25 September 1918
The French colonial cavalry reached the Babuna Pass in the early hours and advanced cautiously expecting enemy fire, but found, to their surprise, Italian prisoners of war from 35th Division who had taken advantage of the chaos of the retreat to return to allied lines! At the summit of the pass, though, the Brigade encountered the Bulgarian 4th Division which was putting up a stiff defence of Veles against the Serbian First Army. Should General Jouinot-Gambetta help the Serb infantry break through to Veles and then take the Vardar route to Skopje (Uskub)? But the Bulgarians were clearly going to dispute every step of the way to Skopje – and Franchet d’Espérey wanted his forces to enter Skopje by the end of the week. Jouinot-Gambetta made his decision: leaving the armoured cars to help the Serbs and a Spahi rearguard to hold off any pursuers, he struck out across the unpromising land to the north, with peaks in excess of 5000 feet. As Alan Palmer puts it:

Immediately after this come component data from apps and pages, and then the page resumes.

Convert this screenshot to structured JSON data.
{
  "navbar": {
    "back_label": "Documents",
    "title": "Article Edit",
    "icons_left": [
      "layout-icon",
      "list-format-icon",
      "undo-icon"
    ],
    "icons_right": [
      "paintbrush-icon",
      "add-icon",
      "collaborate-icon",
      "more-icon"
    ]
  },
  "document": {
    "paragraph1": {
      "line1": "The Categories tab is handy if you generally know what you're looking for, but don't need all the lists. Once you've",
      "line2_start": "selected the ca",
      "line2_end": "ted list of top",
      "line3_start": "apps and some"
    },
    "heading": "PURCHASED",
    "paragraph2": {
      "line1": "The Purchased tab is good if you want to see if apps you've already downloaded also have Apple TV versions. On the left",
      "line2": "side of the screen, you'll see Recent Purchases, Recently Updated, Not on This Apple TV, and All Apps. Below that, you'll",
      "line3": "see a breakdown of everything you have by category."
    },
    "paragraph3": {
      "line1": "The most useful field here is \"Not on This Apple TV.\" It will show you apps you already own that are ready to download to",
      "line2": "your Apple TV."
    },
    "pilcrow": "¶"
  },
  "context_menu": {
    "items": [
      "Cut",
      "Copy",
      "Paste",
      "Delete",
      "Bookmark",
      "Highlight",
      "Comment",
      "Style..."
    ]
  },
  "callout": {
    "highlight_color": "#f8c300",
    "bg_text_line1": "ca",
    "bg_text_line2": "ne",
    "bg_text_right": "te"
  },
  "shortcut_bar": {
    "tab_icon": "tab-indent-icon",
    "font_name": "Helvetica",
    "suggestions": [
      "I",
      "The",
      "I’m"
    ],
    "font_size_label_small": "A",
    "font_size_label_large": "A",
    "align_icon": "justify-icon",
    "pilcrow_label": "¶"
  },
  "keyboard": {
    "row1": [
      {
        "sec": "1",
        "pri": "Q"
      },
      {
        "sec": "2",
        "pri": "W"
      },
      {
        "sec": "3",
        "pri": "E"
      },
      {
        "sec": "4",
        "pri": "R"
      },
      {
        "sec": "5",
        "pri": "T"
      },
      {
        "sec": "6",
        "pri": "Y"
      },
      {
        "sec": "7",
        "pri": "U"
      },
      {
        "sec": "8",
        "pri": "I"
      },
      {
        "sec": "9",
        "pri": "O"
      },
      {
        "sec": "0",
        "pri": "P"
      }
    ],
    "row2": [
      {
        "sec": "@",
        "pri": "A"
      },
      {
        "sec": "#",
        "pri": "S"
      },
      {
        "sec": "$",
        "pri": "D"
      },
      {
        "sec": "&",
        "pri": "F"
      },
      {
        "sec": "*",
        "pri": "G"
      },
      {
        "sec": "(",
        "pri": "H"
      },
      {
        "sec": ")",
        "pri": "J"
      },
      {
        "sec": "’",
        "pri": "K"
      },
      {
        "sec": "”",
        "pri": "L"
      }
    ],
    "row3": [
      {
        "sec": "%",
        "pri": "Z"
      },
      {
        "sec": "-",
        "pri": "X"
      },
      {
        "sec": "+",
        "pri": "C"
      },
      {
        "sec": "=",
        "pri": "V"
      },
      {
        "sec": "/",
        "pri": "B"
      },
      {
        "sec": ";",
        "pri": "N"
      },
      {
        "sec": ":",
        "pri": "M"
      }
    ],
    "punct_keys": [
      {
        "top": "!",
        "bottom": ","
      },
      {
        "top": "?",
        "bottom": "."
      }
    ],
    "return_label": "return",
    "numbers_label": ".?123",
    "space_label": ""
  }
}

From then on, the Brigade was on its own; French headquarters had no idea of its whereabouts; and Jouinot-Gambetta lost all contact with the rest of the advancing army.
26 September 1918
Throughout the day the Brigade made its way across the ranges of the Golesnica Planina, having to walk as riding was impractical on the winding, narrow paths in the sprawling woodland. Covering just 11 miles, they were allowed a four hour rest before carrying on through the night for a further 10 miles.
27-28 September 1918
By dawn on the 27th they were 5000 feet up with men and horses close to exhaustion, so rested that day to await the Spahi rearguard, who joined them on the following morning. Then began the descent to the Vardar valley, seven miles south of Skopje, which they reached late that afternoon. Luckily the railway they encountered was unpatrolled and they remained unobserved in the open country to the west of the main road and railway into Skopje overnight, although they were soon hidden by a heavy mist.